One look around was all the man needed. “Let’s go for it,” he said.
The expansion of business
A few months later the ant farms were in production. Stores would sell the farms with a certificate for ants included. The new farm owner would fill out the certificate and send it back in. Those requests were forwarded to Fawcett. Every couple of days, Fawcett received thousands of requests. Armed with this glass pint jar and a funnel, Fawcett would funnel 40 or 50 ants into a small plastic vial and ship the order out. Ants from Hurricane were soon considered pets of people all across the United States.
After four or five years Fawcett received another request. The largest manufactures of ant farms in the country had lost his supplier and wanted Fawcett to take over. After working out the terms, Fawcett began shipping from 100,000 to 200,000 ants per week to this new contact. The wholesaler supplied all the materials needed, from the plastic vials to shipping envelopes, and Fawcett recruited his wife and children to help keep up with the demand.

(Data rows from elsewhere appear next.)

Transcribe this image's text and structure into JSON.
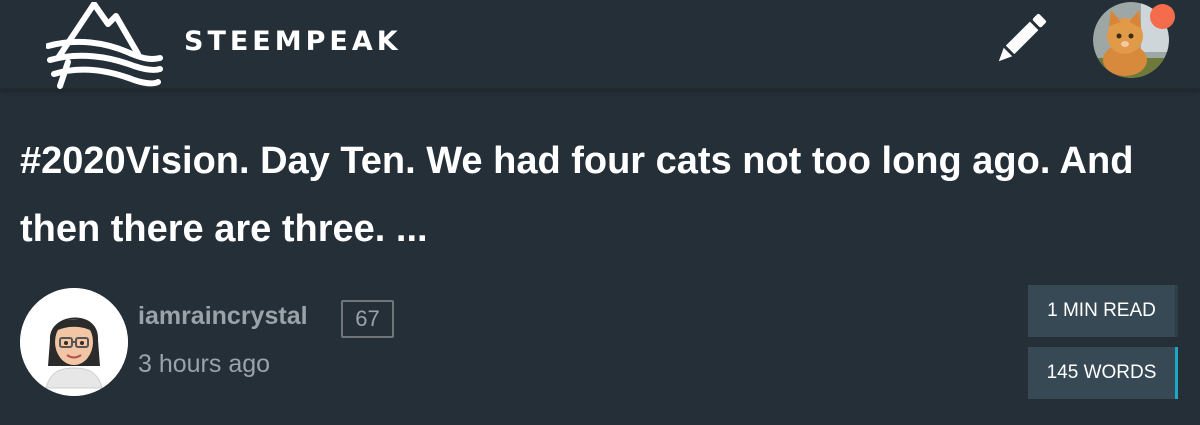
{
  "header": {
    "brand": "STEEMPEAK",
    "logo_icon": "mountain-logo-icon",
    "compose_icon": "pencil-icon",
    "user_avatar_icon": "kitten-avatar",
    "notification_color": "#f56c4c"
  },
  "post": {
    "title": "#2020Vision. Day Ten. We had four cats not too long ago. And then there are three. ...",
    "author": "iamraincrystal",
    "reputation": "67",
    "time": "3 hours ago",
    "read_time": "1 MIN READ",
    "word_count": "145 WORDS"
  },
  "colors": {
    "background": "#252f38",
    "chip_background": "#374955",
    "accent": "#1fa6c7",
    "muted_text": "#9aa3aa"
  }
}
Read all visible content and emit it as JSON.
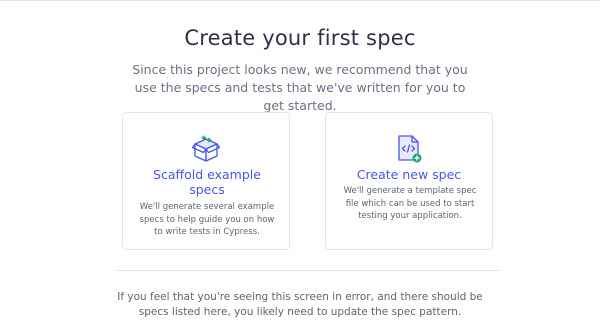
{
  "header": {
    "title": "Create your first spec",
    "subtitle": "Since this project looks new, we recommend that you use the specs and tests that we've written for you to get started."
  },
  "cards": {
    "scaffold": {
      "icon": "box-wand-icon",
      "title": "Scaffold example specs",
      "description": "We'll generate several example specs to help guide you on how to write tests in Cypress."
    },
    "create": {
      "icon": "code-file-add-icon",
      "title": "Create new spec",
      "description": "We'll generate a template spec file which can be used to start testing your application."
    }
  },
  "footer": {
    "text": "If you feel that you're seeing this screen in error, and there should be specs listed here, you likely need to update the spec pattern."
  },
  "colors": {
    "accent": "#4956e3",
    "accent_light": "#a6ade8",
    "success": "#1fa971",
    "title_text": "#2e3247",
    "body_text": "#6b7186",
    "border": "#e4e6ee"
  }
}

Able to live only a week confined in a bottle, the ants had to be gathered, sorted and shipped quickly. “They will dehydrate from lack of moisture faster than they will eating,” said Fawcett. “These things hibernate all winter long and eat very little of anything.”
Fawcett has grown older and now only ships the ants to large suppliers who then ship the ants to schools. His son, Kent has taken over the largest portion of the ant business.
A man of many hobbies
Fawcett is not just enamored with ants, he’s also an avid rock collector, flower collector and fossil hunter.
For years Fawcett has gotten up early in the morning and made the trek into the hills to gather wildflowers that he can press and sell to wholesalers across the country. His pressed flowers have been made into framed art, pendants, bracelets and rings. He’s sold everything from wheat grass along the highway to the shooting star, a flower that only blooms once every ten to 15 years and is only found at 10,000 ft. elevation in the swamps.
During his rock explorations, Fawcett found a very rare collection of flower agate from the dessert floor, which is now under Sand Hollow Reservoir. The white bursts inside the rock resemble delicate white flowers trapped in glass. It is one of Fawcett’s most prized finds.
Of all the nature projects Fawcett has been involved in over the years, he admits that his favorite has not been his ant collecting. It’s been gathering wildflowers. Fawcett has a permit from the forest service to cut wildflowers on public land, and he also has his own private wildflower garden in his backyard.
Fawcett has grown older and turned various portions of his business over to his sons, but at 79 years old, he still has the energy to spend eight to 12 hours every day hard at work, and he’s still making new discoveries.
What is Fawcett working on at the moment?
His latest venture is a “living fossil.” At first believed to be the ancient trilobite, this tiny tadpole shrimp lays its eggs in the sand beside pools of water. Despite temperature changes and long periods of time without water, these miniscule eggs come right back to life after they’re exposed to water.
Fawcett knows just where the eggs are most likely to be found, and he gathers them, packages them with a combination of different dirt and sells them to wholesalers. In 24-36 hours of saturation, the tadpole shrimp hatches and quickly matures.
Fawcett may be slowly backing away from his ant days, but the story will never rest. Fawcett has been featured in the National Enquirer, the Salt Lake Tribune, Career World and People Magazine, among many others. He’s also been asked to appear on the Johnny Carson Show, Jay Leno and David Letterman, though he refused them all.